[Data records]
###

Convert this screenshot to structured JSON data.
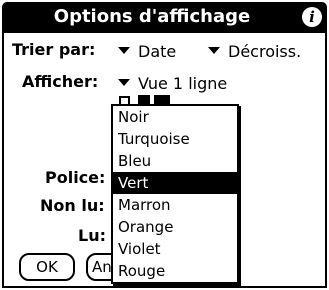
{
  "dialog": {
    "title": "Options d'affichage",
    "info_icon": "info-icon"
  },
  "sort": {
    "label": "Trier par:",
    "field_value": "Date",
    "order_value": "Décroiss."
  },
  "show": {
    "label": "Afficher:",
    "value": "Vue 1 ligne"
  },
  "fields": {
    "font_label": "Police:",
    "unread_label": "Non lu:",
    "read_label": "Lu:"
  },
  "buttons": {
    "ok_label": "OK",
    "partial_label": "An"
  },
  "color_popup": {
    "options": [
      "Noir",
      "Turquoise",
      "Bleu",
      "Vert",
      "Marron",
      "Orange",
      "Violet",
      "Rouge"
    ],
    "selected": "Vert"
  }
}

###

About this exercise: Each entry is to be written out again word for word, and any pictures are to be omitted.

Result for this exercise:
Convert this screenshot to structured JSON data.
{
  "dialog": {
    "title": "Options d'affichage",
    "info_icon": "info-icon"
  },
  "sort": {
    "label": "Trier par:",
    "field_value": "Date",
    "order_value": "Décroiss."
  },
  "show": {
    "label": "Afficher:",
    "value": "Vue 1 ligne"
  },
  "fields": {
    "font_label": "Police:",
    "unread_label": "Non lu:",
    "read_label": "Lu:"
  },
  "buttons": {
    "ok_label": "OK",
    "partial_label": "An"
  },
  "color_popup": {
    "options": [
      "Noir",
      "Turquoise",
      "Bleu",
      "Vert",
      "Marron",
      "Orange",
      "Violet",
      "Rouge"
    ],
    "selected": "Vert"
  }
}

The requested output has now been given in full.